Start of Block

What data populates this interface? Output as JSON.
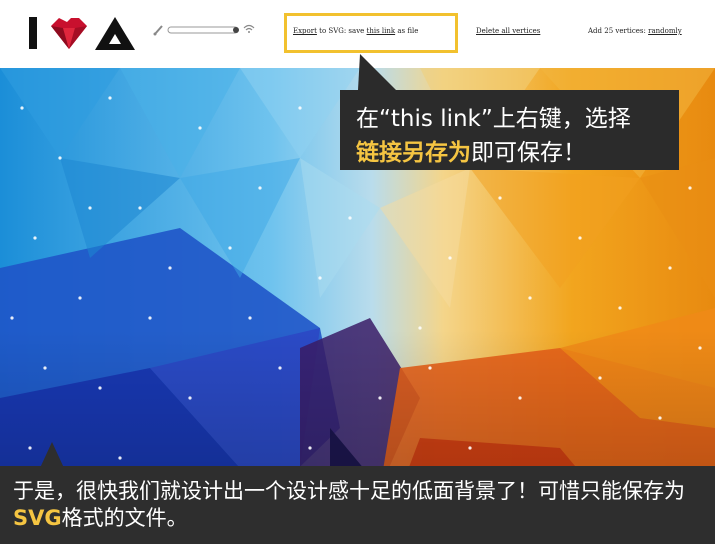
{
  "toolbar": {
    "export_link": "Export",
    "export_mid": " to SVG: save ",
    "this_link": "this link",
    "export_tail": " as file",
    "delete_label": "Delete all vertices",
    "add_prefix": "Add 25 vertices: ",
    "randomly_label": "randomly"
  },
  "callout_top": {
    "line1": "在“this link”上右键，选择",
    "highlight": "链接另存为",
    "line2_rest": "即可保存！"
  },
  "caption": {
    "part1": "于是，很快我们就设计出一个设计感十足的低面背景了！可惜只能保存为",
    "svg": "SVG",
    "part2": "格式的文件。"
  },
  "colors": {
    "accent": "#f5c542",
    "highlight_box": "#f2c12e",
    "dark_panel": "#2b2b2b",
    "logo_heart": "#c8102e"
  },
  "icons": {
    "logo": "i-heart-delta-logo",
    "brush": "brush-icon",
    "wifi": "signal-icon"
  }
}
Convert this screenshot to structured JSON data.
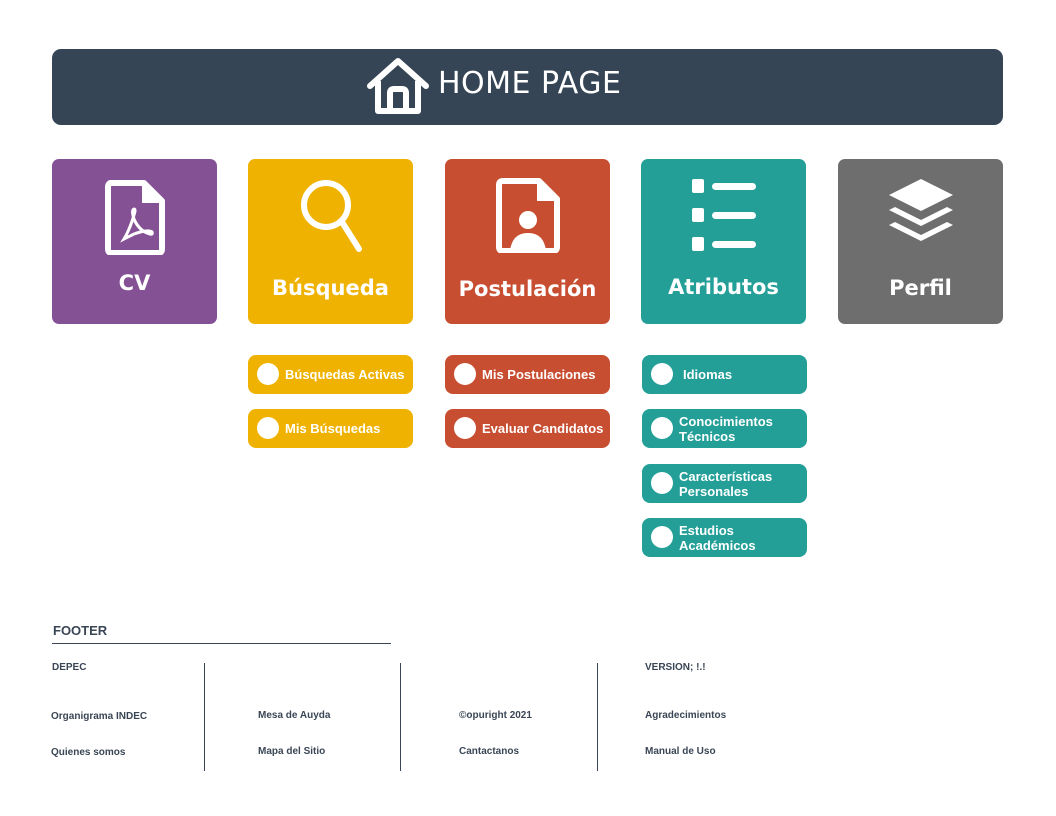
{
  "header": {
    "title": "HOME PAGE",
    "icon": "home-icon",
    "background": "#364556"
  },
  "tiles": [
    {
      "label": "CV",
      "icon": "pdf-file-icon",
      "color": "#845195"
    },
    {
      "label": "Búsqueda",
      "icon": "search-icon",
      "color": "#efb200"
    },
    {
      "label": "Postulación",
      "icon": "user-file-icon",
      "color": "#c84e32"
    },
    {
      "label": "Atributos",
      "icon": "list-icon",
      "color": "#239f98"
    },
    {
      "label": "Perfil",
      "icon": "layers-icon",
      "color": "#6e6e6e"
    }
  ],
  "busqueda_menu": [
    "Búsquedas Activas",
    "Mis Búsquedas"
  ],
  "postulacion_menu": [
    "Mis Postulaciones",
    "Evaluar Candidatos"
  ],
  "atributos_menu": [
    "Idiomas",
    "Conocimientos Técnicos",
    "Características Personales",
    "Estudios Académicos"
  ],
  "footer": {
    "title": "FOOTER",
    "col1": {
      "heading": "DEPEC",
      "links": [
        "Organigrama INDEC",
        "Quienes somos"
      ]
    },
    "col2": {
      "links": [
        "Mesa de Auyda",
        "Mapa del Sitio"
      ]
    },
    "col3": {
      "links": [
        "©opuright 2021",
        "Cantactanos"
      ]
    },
    "col4": {
      "heading": "VERSION; !.!",
      "links": [
        "Agradecimientos",
        "Manual de Uso"
      ]
    }
  }
}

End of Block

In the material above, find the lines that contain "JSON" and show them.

What data populates this interface? Output as JSON.
Convert this screenshot to structured JSON data.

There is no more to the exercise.